In that classic scene in the 1992 film adaptation of DavidMamet’s play Glengarry Glenn Ross, Alec Baldwin’s character, Blake, stands before a room of salesmen and delivers a remedial course on the basics of salesmanship. His takeaway message: “A‐B‐C. Always be closing.” It’s a time‐honored sales mantra that goes back decades, if not longer. It also happens to be completely wrong.
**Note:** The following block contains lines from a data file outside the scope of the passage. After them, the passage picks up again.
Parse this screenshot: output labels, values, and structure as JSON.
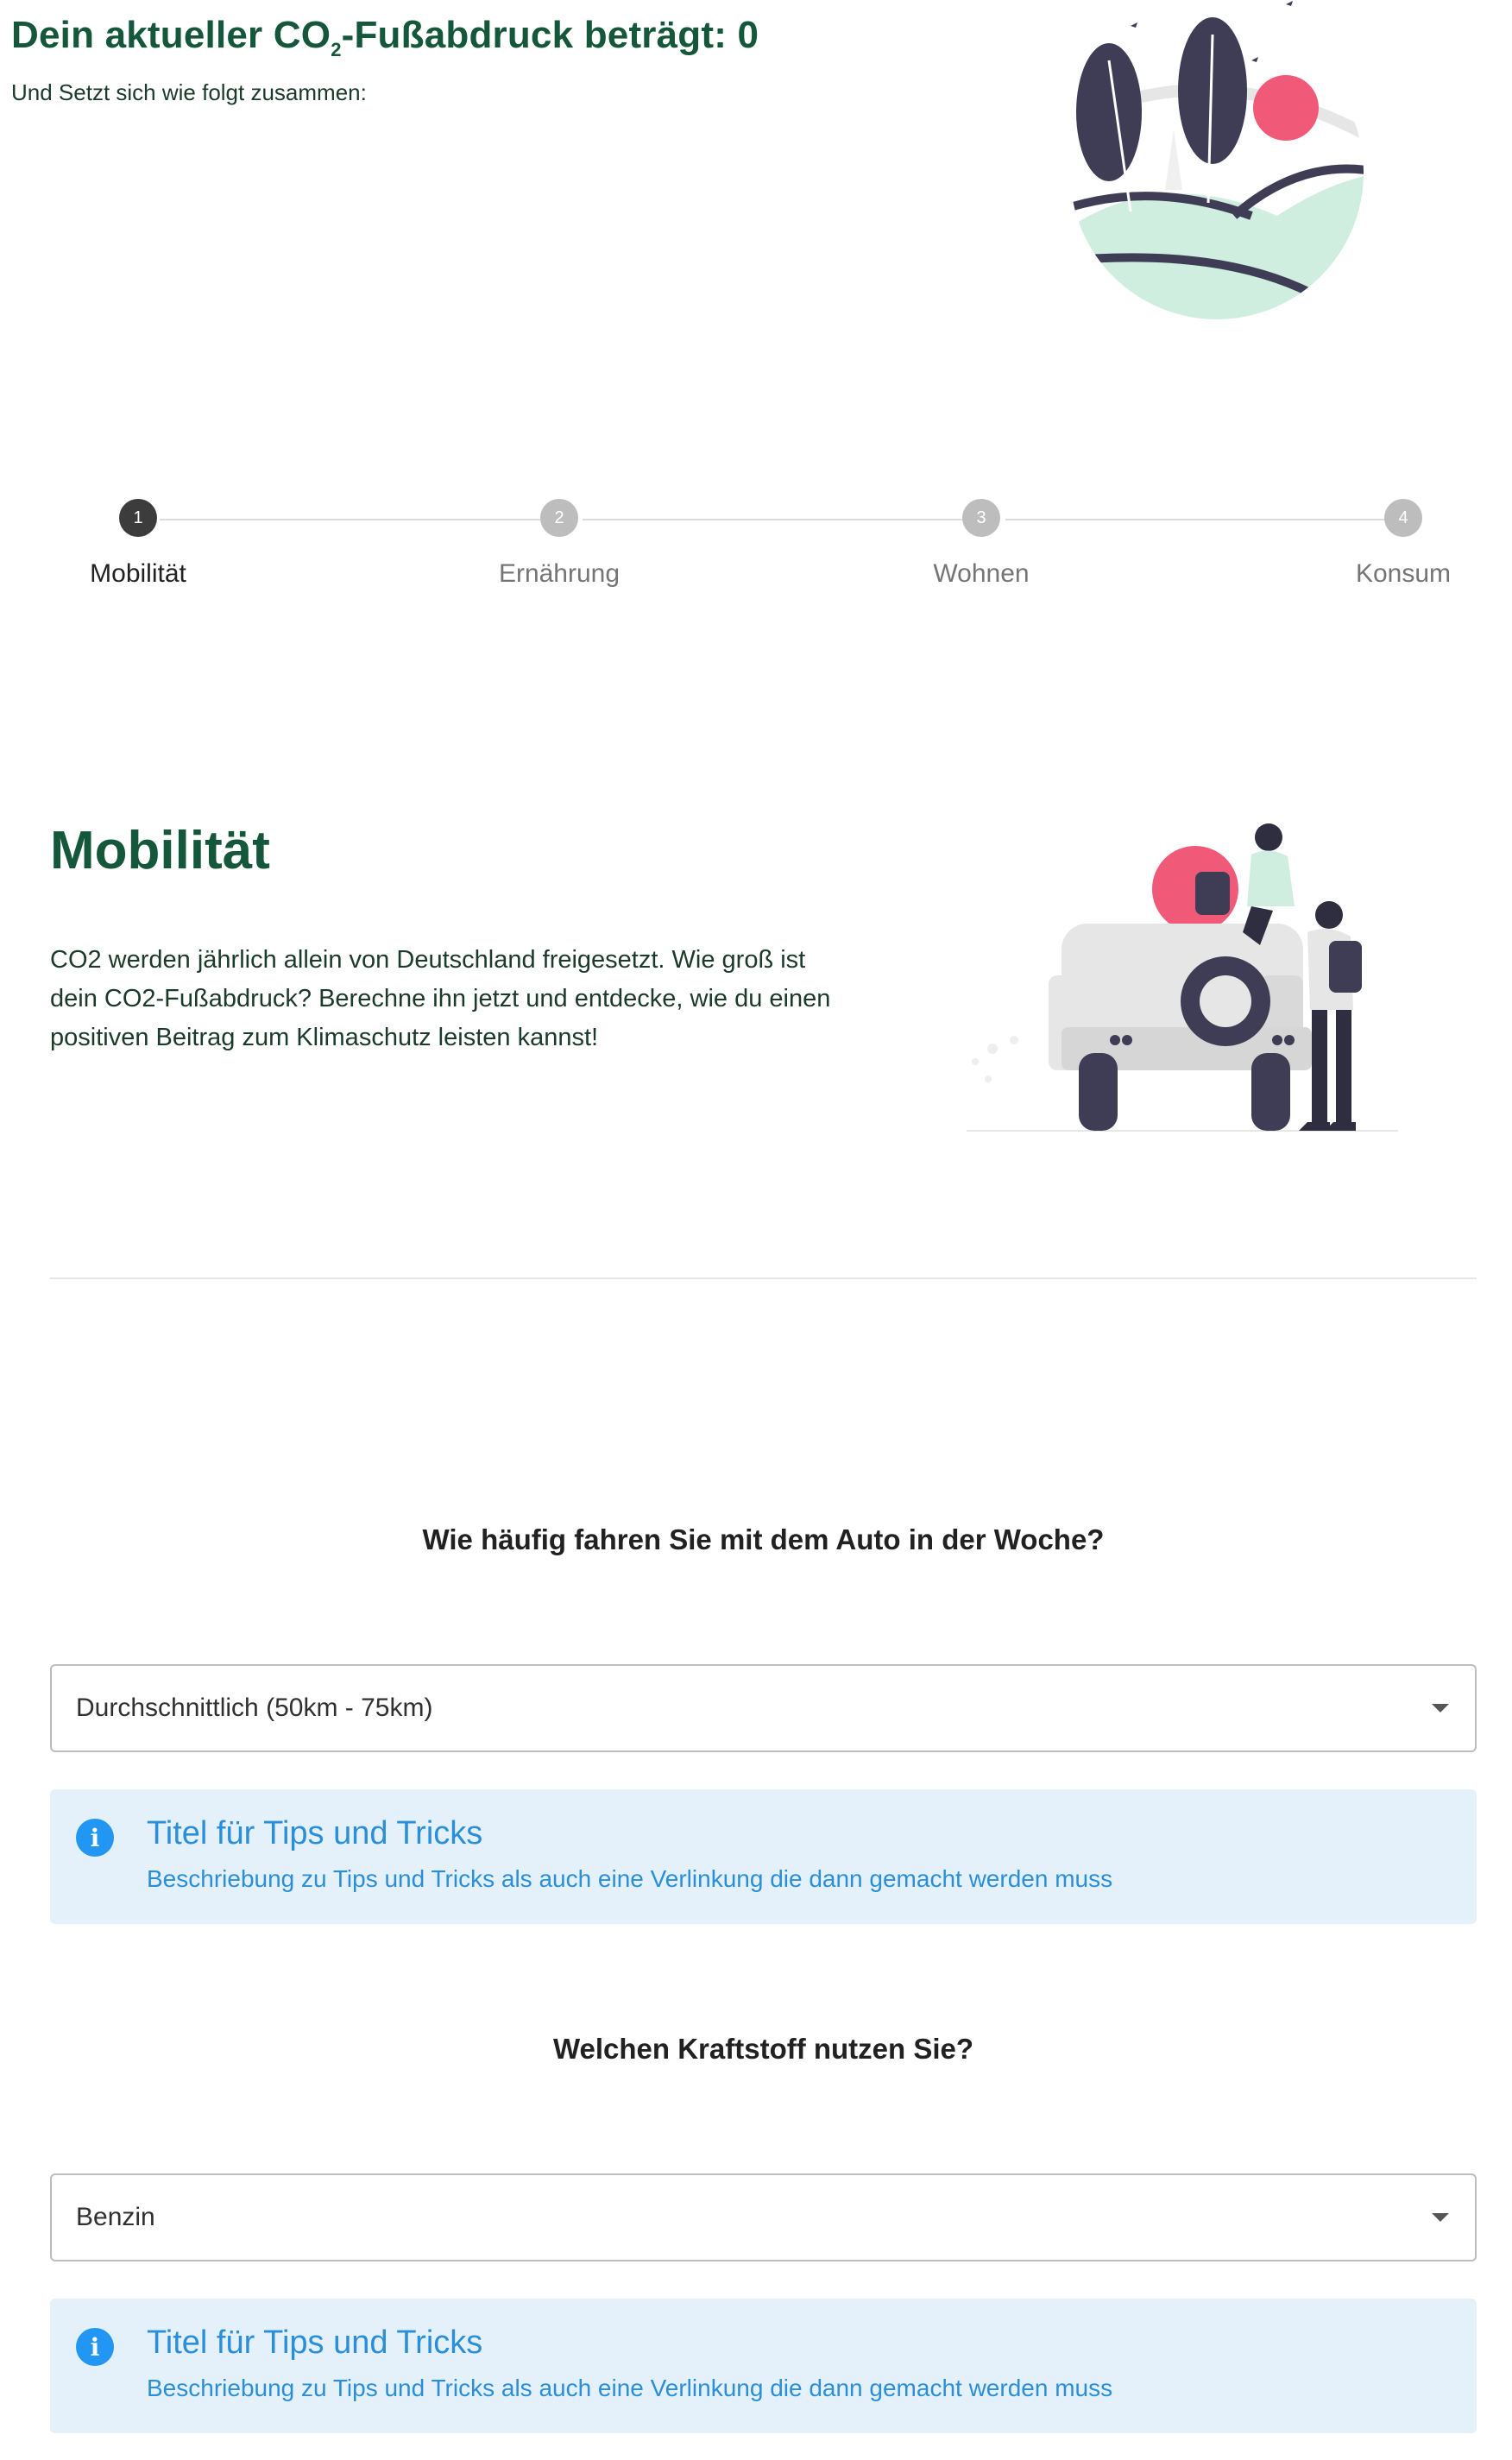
{
  "header": {
    "title_prefix": "Dein aktueller CO",
    "title_sub": "2",
    "title_suffix": "-Fußabdruck beträgt: 0",
    "subtitle": "Und Setzt sich wie folgt zusammen:"
  },
  "stepper": {
    "active_index": 0,
    "steps": [
      {
        "number": "1",
        "label": "Mobilität"
      },
      {
        "number": "2",
        "label": "Ernährung"
      },
      {
        "number": "3",
        "label": "Wohnen"
      },
      {
        "number": "4",
        "label": "Konsum"
      }
    ]
  },
  "intro": {
    "title": "Mobilität",
    "text": "CO2 werden jährlich allein von Deutschland freigesetzt. Wie groß ist dein CO2-Fußabdruck? Berechne ihn jetzt und entdecke, wie du einen positiven Beitrag zum Klimaschutz leisten kannst!"
  },
  "questions": [
    {
      "question": "Wie häufig fahren Sie mit dem Auto in der Woche?",
      "selected": "Durchschnittlich (50km - 75km)",
      "tip_title": "Titel für Tips und Tricks",
      "tip_text": "Beschriebung zu Tips und Tricks als auch eine Verlinkung die dann gemacht werden muss"
    },
    {
      "question": "Welchen Kraftstoff nutzen Sie?",
      "selected": "Benzin",
      "tip_title": "Titel für Tips und Tricks",
      "tip_text": "Beschriebung zu Tips und Tricks als auch eine Verlinkung die dann gemacht werden muss"
    }
  ],
  "icons": {
    "info": "info-icon",
    "dropdown": "chevron-down-icon"
  },
  "colors": {
    "brand_green": "#14573a",
    "info_blue": "#2a8fd8",
    "info_bg": "#e4f1fb",
    "accent_pink": "#f05a78",
    "mint": "#cfeee0",
    "dark_purple": "#3f3d56"
  }
}
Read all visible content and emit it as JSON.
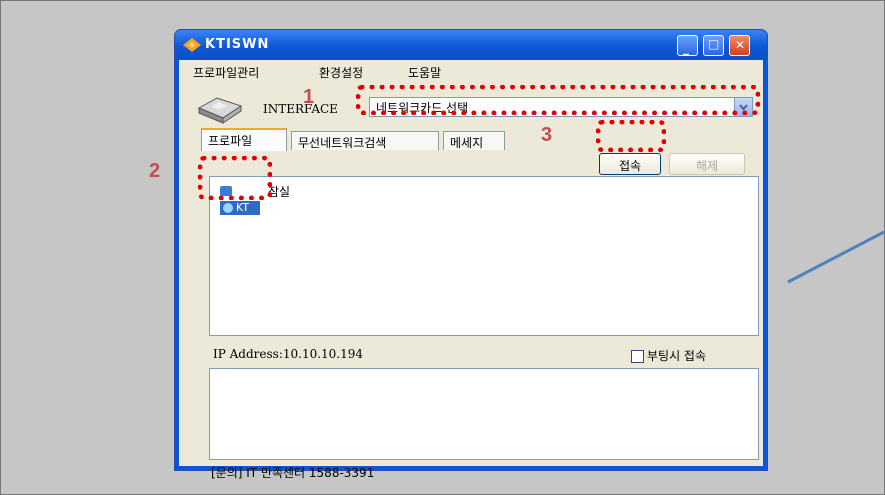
{
  "window": {
    "title": "KTISWN",
    "controls": [
      "minimize",
      "maximize",
      "close"
    ]
  },
  "menu": [
    "프로파일관리",
    "환경설정",
    "도움말"
  ],
  "interface": {
    "label": "INTERFACE",
    "selected": "네트워크카드 선택"
  },
  "tabs": [
    "프로파일",
    "무선네트워크검색",
    "메세지"
  ],
  "buttons": {
    "connect": "접속",
    "disconnect": "해제"
  },
  "profile_list": {
    "group": "잠실",
    "selected_item": "KT"
  },
  "ip_address": "IP Address:10.10.10.194",
  "auto_connect_label": "부팅시 접속",
  "auto_connect_checked": false,
  "footer": "[문의] IT 만족센터 1588-3391",
  "annotations": [
    "1",
    "2",
    "3"
  ],
  "colors": {
    "highlight": "#e00000",
    "annotation_number": "#c0504d",
    "arrow": "#4f81bd"
  }
}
In fact, the “always be closing” approach to sales is the enemy of soulful persuasion. This may have worked in the past, but to‐ day’s low‐ trust world demands an entirely different approach to persuasion. The basic presumption behind that infamous saying is that everything a person says or does in the course of persuading someone should be aimed purely at getting to yes. It’s about aggressively pushing your audience to make the decision you want them to make, whether it’s in their interest or not. It’s about finding away to close the deal at all costs. This is short‐ term thinking at its crudest. It’s manipulative— and it doesn’t work. People don’t want to be forced into a decision; they want to make up their minds for themselves, on their own terms, for their own reasons, and in their own time.
A pushy, fast‐ talking style simply confirms people’s worst instincts about what’s motivating you. It reminds them that, for you, the decision at hand is purely transactional, and that you’ll likely say or do anything to get them to do what you want. This view of human nature was summed up beautifully by another of my personal idols, Bruce Springsteen, in his song“Badlands,” where he sings:
"Poor man wanna be rich Rich man wanna be king And a king ain’t satisfied Till he rules everything."
“Badlands” is about people never being satisfied and always trying to take more and more and more. This is the kind of win at all costs attitude that kills persuasion. In most persuasive interactions, people already know that you want something out of them. The only way to elevate the situation above the purely transactional is to demonstrate to them that you care about something more than your own immediate gain— more than being rich, being king, or ruling everything. So if you find yourself slipping into “always be closing” mode, you’re absolutely headed in the wrong direction.